No activity is more “introverted” than writing. It requires quiet reflection.
And, like recording your own speech, writing lends itself well to seeing your improvement over time.
I don’t usually recommend for most of my students to spend a lot of time writing. That’s because most people don’t really have as their primary goal to be an excellent writer in English.
And most people don’t find writing in their second language to be very pleasant. If you’ve been around this blog very long, you’ll know that my idea of the perfect English activity is the one that you enjoy the most. Because then you’ll actually do it. For most people, that’s not writing.
But introverts may actually find the quiet, thoughtful process of writing to be rewarding.
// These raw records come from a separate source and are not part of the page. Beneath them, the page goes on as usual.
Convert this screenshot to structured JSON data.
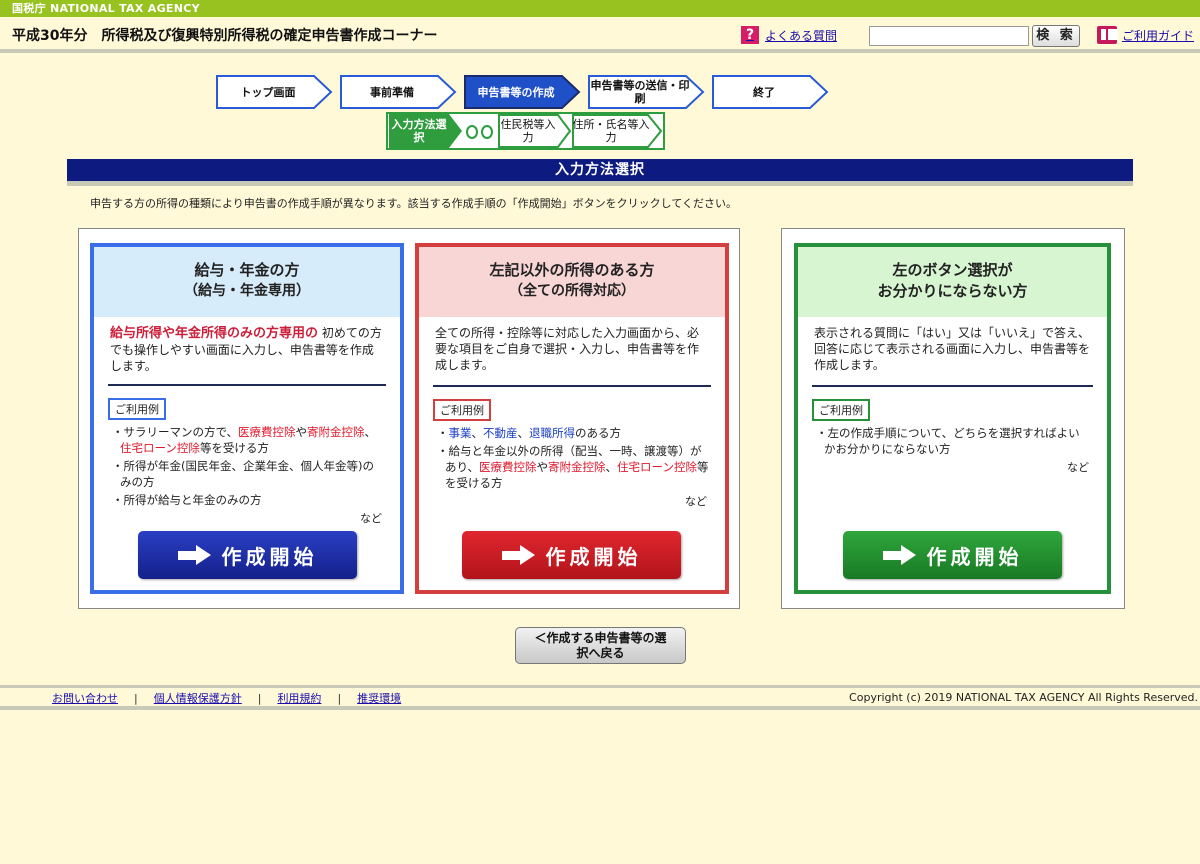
{
  "topbar": {
    "agency": "国税庁  NATIONAL TAX AGENCY"
  },
  "header": {
    "title": "平成30年分　所得税及び復興特別所得税の確定申告書作成コーナー",
    "faq_label": "よくある質問",
    "search_placeholder": "",
    "search_button": "検 索",
    "guide_label": "ご利用ガイド"
  },
  "steps": [
    {
      "label": "トップ画面",
      "active": false
    },
    {
      "label": "事前準備",
      "active": false
    },
    {
      "label": "申告書等の作成",
      "active": true
    },
    {
      "label": "申告書等の送信・印刷",
      "active": false
    },
    {
      "label": "終了",
      "active": false
    }
  ],
  "substeps": [
    {
      "label": "入力方法選択",
      "active": true
    },
    {
      "label": "住民税等入力",
      "active": false
    },
    {
      "label": "住所・氏名等入力",
      "active": false
    }
  ],
  "section_title": "入力方法選択",
  "intro": "申告する方の所得の種類により申告書の作成手順が異なります。該当する作成手順の「作成開始」ボタンをクリックしてください。",
  "cards": {
    "salary": {
      "title": "給与・年金の方",
      "subtitle": "（給与・年金専用）",
      "highlight": "給与所得や年金所得のみの方専用の",
      "desc": "初めての方でも操作しやすい画面に入力し、申告書等を作成します。",
      "tag": "ご利用例",
      "items": [
        {
          "pre": "サラリーマンの方で、",
          "r1": "医療費控除",
          "mid": "や",
          "r2": "寄附金控除",
          "mid2": "、",
          "r3": "住宅ローン控除",
          "post": "等を受ける方"
        },
        {
          "text": "所得が年金(国民年金、企業年金、個人年金等)のみの方"
        },
        {
          "text": "所得が給与と年金のみの方"
        }
      ],
      "nado": "など",
      "button": "作成開始",
      "color": "#3a6de8"
    },
    "other": {
      "title": "左記以外の所得のある方",
      "subtitle": "（全ての所得対応）",
      "desc": "全ての所得・控除等に対応した入力画面から、必要な項目をご自身で選択・入力し、申告書等を作成します。",
      "tag": "ご利用例",
      "items": [
        {
          "b1": "事業",
          "s1": "、",
          "b2": "不動産",
          "s2": "、",
          "b3": "退職所得",
          "post": "のある方"
        },
        {
          "pre": "給与と年金以外の所得（配当、一時、譲渡等）があり、",
          "r1": "医療費控除",
          "mid": "や",
          "r2": "寄附金控除",
          "mid2": "、",
          "r3": "住宅ローン控除",
          "post": "等を受ける方"
        }
      ],
      "nado": "など",
      "button": "作成開始",
      "color": "#d33f3f"
    },
    "unsure": {
      "title": "左のボタン選択が",
      "subtitle": "お分かりにならない方",
      "desc": "表示される質問に「はい」又は「いいえ」で答え、回答に応じて表示される画面に入力し、申告書等を作成します。",
      "tag": "ご利用例",
      "items": [
        {
          "text": "左の作成手順について、どちらを選択すればよいかお分かりにならない方"
        }
      ],
      "nado": "など",
      "button": "作成開始",
      "color": "#27903a"
    }
  },
  "back_button": "＜作成する申告書等の選択へ戻る",
  "footer": {
    "links": [
      "お問い合わせ",
      "個人情報保護方針",
      "利用規約",
      "推奨環境"
    ],
    "copyright": "Copyright (c) 2019 NATIONAL TAX AGENCY All Rights Reserved."
  }
}
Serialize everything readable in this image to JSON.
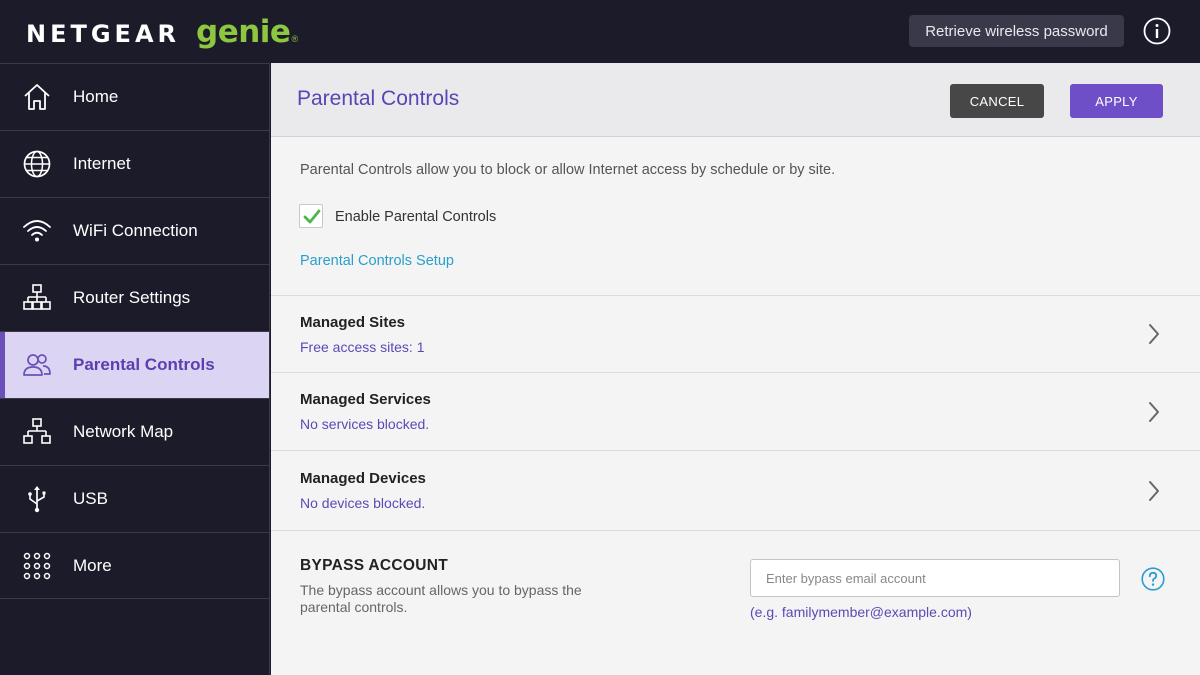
{
  "brand": {
    "name": "NETGEAR",
    "product": "genie",
    "mark": "®"
  },
  "topbar": {
    "retrieve_label": "Retrieve wireless password",
    "info_icon": "info-icon"
  },
  "sidebar": {
    "items": [
      {
        "label": "Home",
        "icon": "home-icon"
      },
      {
        "label": "Internet",
        "icon": "globe-icon"
      },
      {
        "label": "WiFi Connection",
        "icon": "wifi-icon"
      },
      {
        "label": "Router Settings",
        "icon": "router-settings-icon"
      },
      {
        "label": "Parental Controls",
        "icon": "users-icon",
        "active": true
      },
      {
        "label": "Network Map",
        "icon": "network-map-icon"
      },
      {
        "label": "USB",
        "icon": "usb-icon"
      },
      {
        "label": "More",
        "icon": "grid-dots-icon"
      }
    ]
  },
  "main": {
    "title": "Parental Controls",
    "cancel_label": "CANCEL",
    "apply_label": "APPLY",
    "intro": "Parental Controls allow you to block or allow Internet access by schedule or by site.",
    "enable_label": "Enable Parental Controls",
    "enable_checked": true,
    "setup_link": "Parental Controls Setup",
    "sections": [
      {
        "title": "Managed Sites",
        "subtitle": "Free access sites: 1"
      },
      {
        "title": "Managed Services",
        "subtitle": "No services blocked."
      },
      {
        "title": "Managed Devices",
        "subtitle": "No devices blocked."
      }
    ],
    "bypass": {
      "title": "BYPASS ACCOUNT",
      "description": "The bypass account allows you to bypass the parental controls.",
      "input_placeholder": "Enter bypass email account",
      "input_value": "",
      "example": "(e.g. familymember@example.com)"
    }
  },
  "colors": {
    "brand_green": "#8dc63f",
    "accent_purple": "#6f4fc8",
    "dark_bg": "#1c1b29",
    "link_blue": "#2aa0c8"
  }
}
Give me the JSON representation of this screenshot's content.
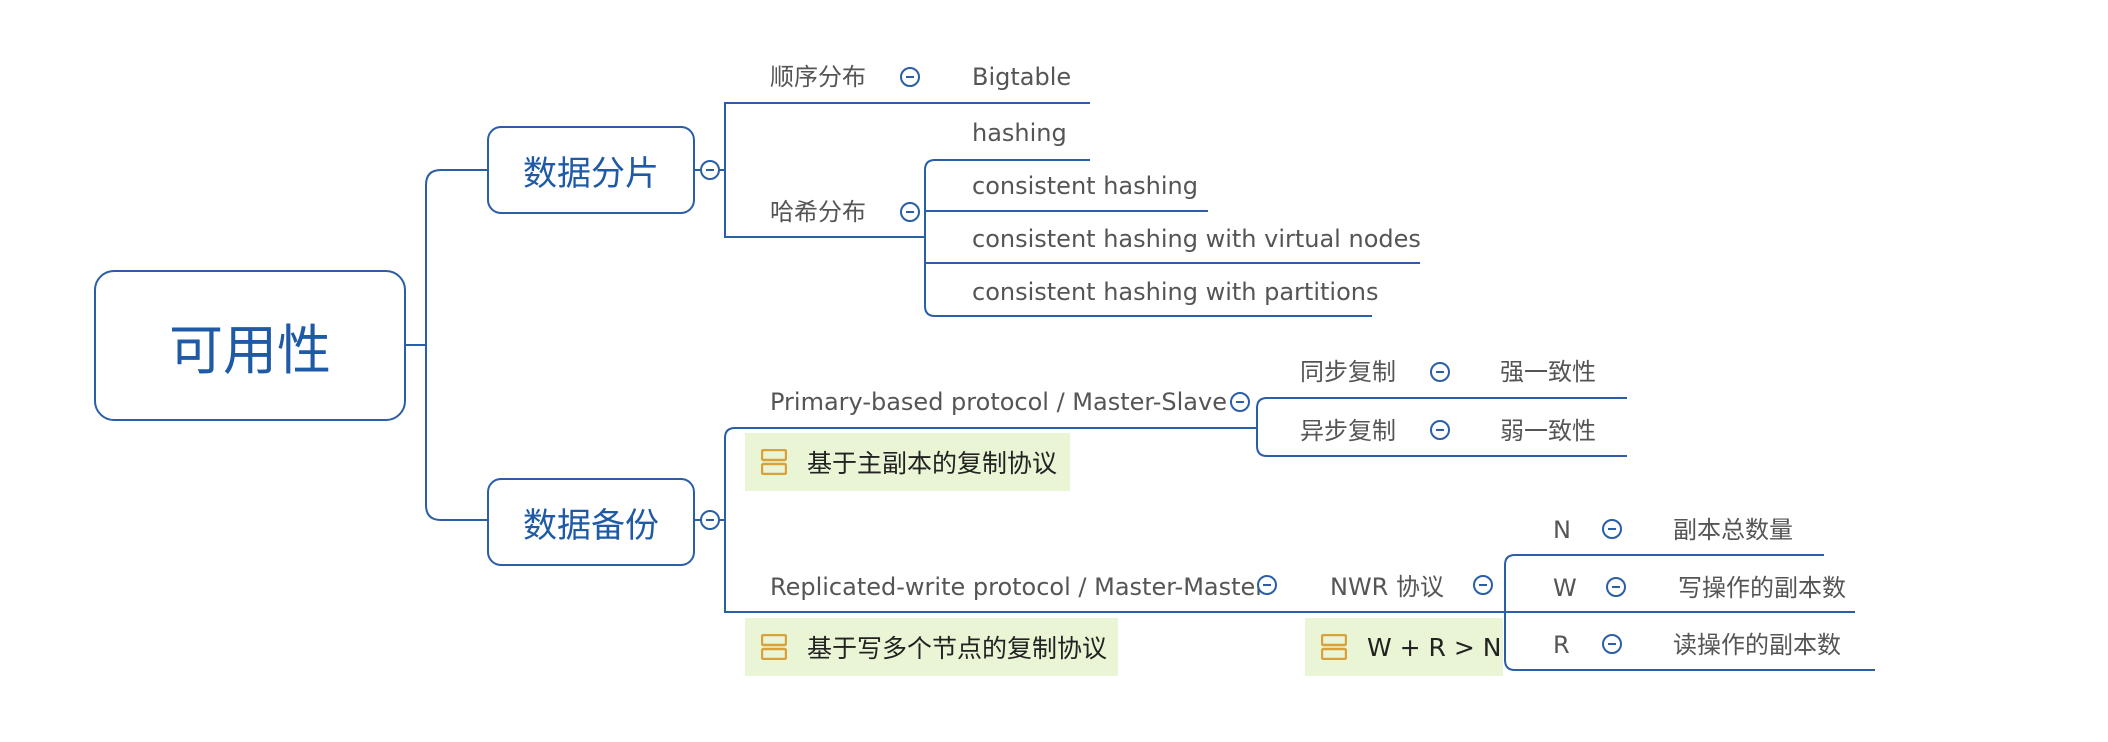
{
  "root": {
    "label": "可用性"
  },
  "sharding": {
    "label": "数据分片",
    "sequential": {
      "label": "顺序分布",
      "child": "Bigtable"
    },
    "hash": {
      "label": "哈希分布",
      "children": [
        "hashing",
        "consistent hashing",
        "consistent hashing  with virtual nodes",
        "consistent hashing with partitions"
      ]
    }
  },
  "replication": {
    "label": "数据备份",
    "primary": {
      "label": "Primary-based protocol / Master-Slave",
      "note": "基于主副本的复制协议",
      "sync": {
        "label": "同步复制",
        "child": "强一致性"
      },
      "async": {
        "label": "异步复制",
        "child": "弱一致性"
      }
    },
    "replicated_write": {
      "label": "Replicated-write protocol / Master-Master",
      "note": "基于写多个节点的复制协议",
      "nwr": {
        "label": "NWR 协议",
        "note": "W + R > N",
        "items": [
          {
            "key": "N",
            "desc": "副本总数量"
          },
          {
            "key": "W",
            "desc": "写操作的副本数"
          },
          {
            "key": "R",
            "desc": "读操作的副本数"
          }
        ]
      }
    }
  },
  "colors": {
    "line": "#2a5ea6",
    "node_text": "#1f5aa6",
    "label_text": "#555555",
    "note_bg": "#e9f5d4",
    "note_icon": "#d9a13b"
  },
  "icons": {
    "collapse": "minus-circle-icon",
    "note": "note-icon"
  }
}
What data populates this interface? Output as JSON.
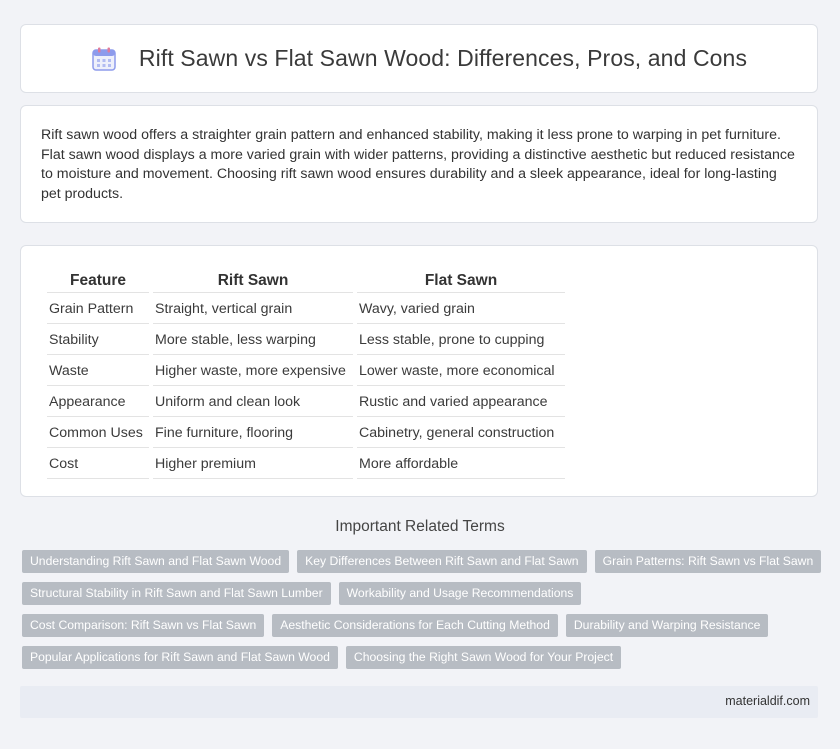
{
  "header": {
    "title": "Rift Sawn vs Flat Sawn Wood: Differences, Pros, and Cons",
    "icon": "calendar-icon"
  },
  "intro": {
    "text": "Rift sawn wood offers a straighter grain pattern and enhanced stability, making it less prone to warping in pet furniture. Flat sawn wood displays a more varied grain with wider patterns, providing a distinctive aesthetic but reduced resistance to moisture and movement. Choosing rift sawn wood ensures durability and a sleek appearance, ideal for long-lasting pet products."
  },
  "table": {
    "headers": [
      "Feature",
      "Rift Sawn",
      "Flat Sawn"
    ],
    "rows": [
      [
        "Grain Pattern",
        "Straight, vertical grain",
        "Wavy, varied grain"
      ],
      [
        "Stability",
        "More stable, less warping",
        "Less stable, prone to cupping"
      ],
      [
        "Waste",
        "Higher waste, more expensive",
        "Lower waste, more economical"
      ],
      [
        "Appearance",
        "Uniform and clean look",
        "Rustic and varied appearance"
      ],
      [
        "Common Uses",
        "Fine furniture, flooring",
        "Cabinetry, general construction"
      ],
      [
        "Cost",
        "Higher premium",
        "More affordable"
      ]
    ]
  },
  "related": {
    "title": "Important Related Terms",
    "tags": [
      "Understanding Rift Sawn and Flat Sawn Wood",
      "Key Differences Between Rift Sawn and Flat Sawn",
      "Grain Patterns: Rift Sawn vs Flat Sawn",
      "Structural Stability in Rift Sawn and Flat Sawn Lumber",
      "Workability and Usage Recommendations",
      "Cost Comparison: Rift Sawn vs Flat Sawn",
      "Aesthetic Considerations for Each Cutting Method",
      "Durability and Warping Resistance",
      "Popular Applications for Rift Sawn and Flat Sawn Wood",
      "Choosing the Right Sawn Wood for Your Project"
    ]
  },
  "footer": {
    "site": "materialdif.com"
  },
  "colors": {
    "page_bg": "#f2f3f7",
    "tag_bg": "#b7bcc3",
    "footer_bg": "#e9ecf3",
    "icon_accent": "#7b8ff0"
  }
}
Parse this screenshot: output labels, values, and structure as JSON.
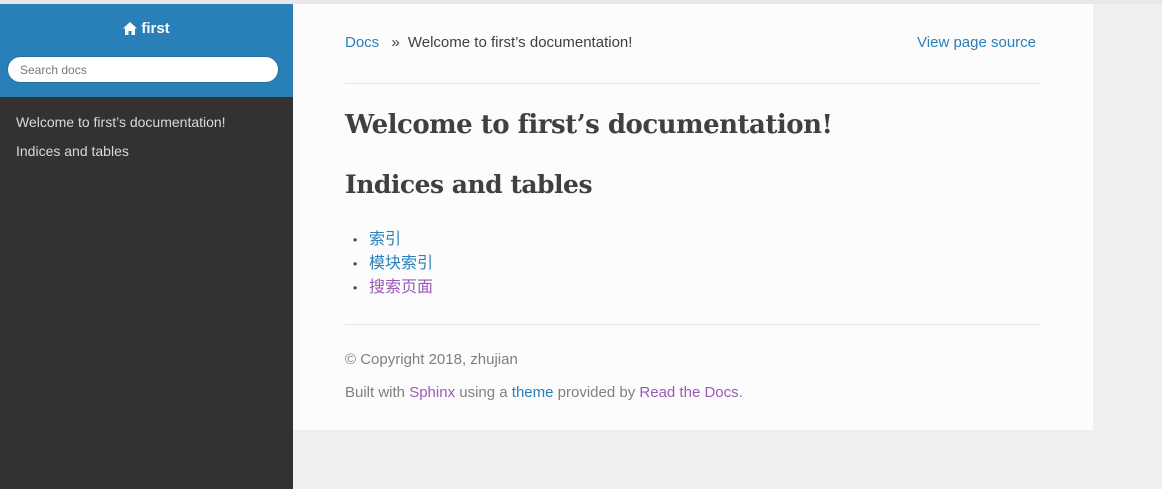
{
  "colors": {
    "sidebar_bg": "#343131",
    "brand_bg": "#2980b9",
    "link": "#2980b9",
    "visited_link": "#9b59b6",
    "text": "#404040"
  },
  "sidebar": {
    "project_title": "first",
    "home_icon": "home-icon",
    "search_placeholder": "Search docs",
    "menu_items": [
      {
        "label": "Welcome to first’s documentation!"
      },
      {
        "label": "Indices and tables"
      }
    ]
  },
  "breadcrumb": {
    "root": "Docs",
    "separator": "»",
    "current": "Welcome to first’s documentation!",
    "view_source": "View page source"
  },
  "main": {
    "title": "Welcome to first’s documentation!",
    "section_title": "Indices and tables",
    "links": [
      {
        "label": "索引",
        "color": "#2980b9"
      },
      {
        "label": "模块索引",
        "color": "#2980b9"
      },
      {
        "label": "搜索页面",
        "color": "#9b59b6"
      }
    ]
  },
  "footer": {
    "copyright": "© Copyright 2018, zhujian",
    "built_with": "Built with",
    "sphinx": "Sphinx",
    "using_a": "using a",
    "theme": "theme",
    "provided_by": "provided by",
    "rtd": "Read the Docs",
    "period": "."
  }
}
How to cope with speaking—when you get there
The above are all introvert-friendly activities for learning English that really work. You can go really far doing just them.
But at some point, you really do need to speak in English. Here are some ideas for introverts to have interactions with others that don’t completely drain you or make you feel overwhelmed.
Prioritise 1:1 conversations
Groups can be intimidating for anyone in their second language (ask me how I know).
So avoid them. Stick to one-on-one conversations that feel comfortable and where you can focus.
Ideally, you’ll be able to find a conversation partner in your group of friends or acquaintances. If you can’t, there are lots of ways to find conversation partners online. For introverts, I might suggest one of the options where you can develop a relationship with the same person over time. That might be better than meeting a new person every time.
Join a community of other non-native speakers
Part of why it's so uncomfortable speaking in another language is that we’re worried we sound stupid.
You’re not alone in that—I’ve found it’s a nearly universal experience of the language learner.
That’s why joining a community of other language learners is so powerful. You know that they feel just as clumsy in English as you do. Knowing that they are struggling too may make it easier for you.
Leonardo English has a particularly vibrant and supportive community of English learners. And our monthly Zoom conversation meetings are the perfect place for an introvert to join in a conversation without feeling overwhelmed.
Look for other introverts
Yes, they may be hiding. But you can find them with some work.
Introverts make great language partners, especially for other introverts.
They reflect on what you say.
And they’re the perfect person to commiserate with about how difficult it is to speak English to other live humans.
Start with writing
Working up to a full spoken conversation? Start with text.
Typing or texting gives you a bit more time to think. And since you can’t see the other person, you can focus just on what you’re going to say. It’s a lot less intimidating.
For example, join a WhatsApp group, a discord server, or simply start sending some texts to your friends. Then use those text conversations to build up to spoken ones.
Introverts can learn English, too
I’ve been talking about “introverts” as if it’s a distinct group of people. But really, we all have at least a little introvert in us. Social interaction is draining for everyone.
And in my experience, the less comfortable I am in a language, the more introverted I feel. The more anxious I am and the more the social interactions seem to require energy to manage.
So I suspect that “introversion” may be something many language learners can identify with. Even if they’d put themselves more in the “extrovert” box in their native language.
Luckily, introverts can learn languages too.
Some language teachers might say that you need to “speak from day one”, but it’s not true. I’ve provided you with a bunch of examples of effective learning activities that you can do by yourself. For more, check out our guides on speaking and listening activities that you can do alone.
Eventually, you will have to speak to other people, and that’s fine. You can start small and build up. Remind yourself that it’s okay to make mistakes and that no one’s perfect.
And eventually, when you’ll start having full conversations, all the work you put in ahead of time will help you not find those interactions so draining.
You might even enjoy them.